◆ Provided material:
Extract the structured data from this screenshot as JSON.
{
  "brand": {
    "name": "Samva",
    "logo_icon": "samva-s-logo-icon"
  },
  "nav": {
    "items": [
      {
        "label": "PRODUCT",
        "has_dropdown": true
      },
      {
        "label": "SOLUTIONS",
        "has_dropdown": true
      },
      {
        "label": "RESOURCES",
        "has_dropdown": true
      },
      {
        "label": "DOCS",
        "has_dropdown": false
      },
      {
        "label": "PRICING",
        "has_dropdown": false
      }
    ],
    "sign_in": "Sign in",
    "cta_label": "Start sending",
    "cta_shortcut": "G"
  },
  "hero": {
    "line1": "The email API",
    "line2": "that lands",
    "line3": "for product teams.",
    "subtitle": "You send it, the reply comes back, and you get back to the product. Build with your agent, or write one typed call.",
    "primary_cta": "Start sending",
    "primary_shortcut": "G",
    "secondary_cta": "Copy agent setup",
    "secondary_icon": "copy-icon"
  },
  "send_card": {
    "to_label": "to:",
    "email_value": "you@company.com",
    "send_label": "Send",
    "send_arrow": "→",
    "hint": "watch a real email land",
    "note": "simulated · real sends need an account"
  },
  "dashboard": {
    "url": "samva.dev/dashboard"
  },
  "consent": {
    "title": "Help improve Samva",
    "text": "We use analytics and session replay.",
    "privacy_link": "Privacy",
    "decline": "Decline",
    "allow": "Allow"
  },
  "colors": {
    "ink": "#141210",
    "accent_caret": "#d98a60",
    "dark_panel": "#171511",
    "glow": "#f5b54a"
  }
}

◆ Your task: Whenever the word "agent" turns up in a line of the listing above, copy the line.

◆ Completed task:
    "subtitle": "You send it, the reply comes back, and you get back to the product. Build with your agent, or write one typed call.",
    "secondary_cta": "Copy agent setup",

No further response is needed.